The ISME Journal: Multidisciplinary Journal of Microbial Ecology , 1-13 ( 2021)

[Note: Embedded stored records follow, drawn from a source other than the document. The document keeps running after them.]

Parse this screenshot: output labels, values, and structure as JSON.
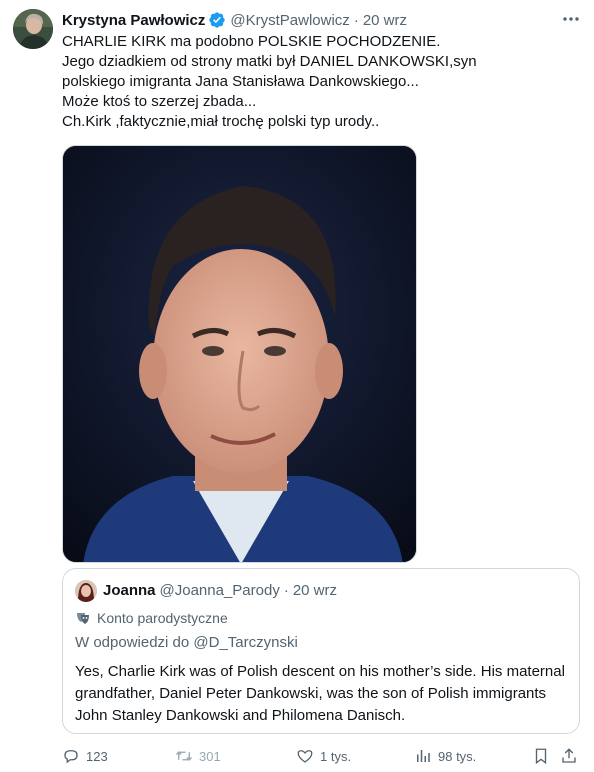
{
  "author": {
    "display_name": "Krystyna Pawłowicz",
    "handle": "@KrystPawlowicz",
    "time": "20 wrz",
    "separator": "·"
  },
  "tweet_lines": [
    "CHARLIE KIRK ma podobno POLSKIE POCHODZENIE.",
    "Jego dziadkiem od strony matki był DANIEL DANKOWSKI,syn",
    "polskiego imigranta Jana Stanisława Dankowskiego...",
    "Może ktoś to szerzej zbada...",
    "Ch.Kirk ,faktycznie,miał trochę polski typ urody.."
  ],
  "quote": {
    "display_name": "Joanna",
    "handle": "@Joanna_Parody",
    "separator": "·",
    "time": "20 wrz",
    "parody_label": "Konto parodystyczne",
    "reply_to": "W odpowiedzi do @D_Tarczynski",
    "text": "Yes, Charlie Kirk was of Polish descent on his mother’s side. His maternal grandfather, Daniel Peter Dankowski, was the son of Polish immigrants John Stanley Dankowski and Philomena Danisch."
  },
  "actions": {
    "replies": "123",
    "reposts": "301",
    "likes": "1 tys.",
    "views": "98 tys."
  },
  "colors": {
    "text": "#0f1419",
    "secondary": "#536471",
    "verified": "#1d9bf0",
    "border": "#cfd9de",
    "repost": "#9aa7b0"
  },
  "icons": [
    "verified-badge-icon",
    "more-icon",
    "theater-mask-icon",
    "reply-icon",
    "repost-icon",
    "like-icon",
    "views-icon",
    "bookmark-icon",
    "share-icon"
  ]
}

The terrestrial subsurface microbiome contains vastly underexplored phylogenetic diversity and metabolic novelty, with critical implications for global biogeochemical cycling. Among the key microbial inhabitants of subsurface soils and sediments are Thaumarchaeota, an archaeal phylum that encompasses ammonia-oxidizing archaea (AOA) as well as non-ammonia-oxidizing basal lineages. Thaumarchaeal ecology in terrestrial systems has been extensively characterized, particularly in the case of AOA. However, there is little knowledge on the diversity and ecophysiology of Thaumarchaeota in deeper soils, as most lineages, particularly basal groups, remain uncultivated and underexplored. Here we use genome-resolved metagenomics to examine the phylogenetic and metabolic diversity of Thaumarchaeota along a 234 cm depth profile of hydrologically variable riparian floodplain sediments in the Wind River Basin near Riverton, Wyoming. Phylogenomic analysis of the metagenome-assembled genomes (MAGs) indicates a shift in AOA population structure from the dominance of the terrestrial Nitrososphaerales lineage in the well-drained top ~100 cm of the profile to the typically marine Nitrosopumilales in deeper, moister, more energy-limited sediment layers. We also describe two deeply rooting non-AOA MAGs with numerous unexpected metabolic features, including the reductive acetyl-CoA (Wood-Ljungdahl) pathway, tetrathionate respiration, a form III RuBisCO, and the potential for extracellular electron transfer. These MAGs also harbor tungsten-containing aldehyde:ferredoxin oxidoreductase, group 4f [NiFe]-hydrogenases and a canonical heme catalase, typically not found in Thaumarchaeota. Our results suggest that hydrological variables, particularly proximity to the water table, impart a strong control on the ecophysiology of Thaumarchaeota in alluvial sediments.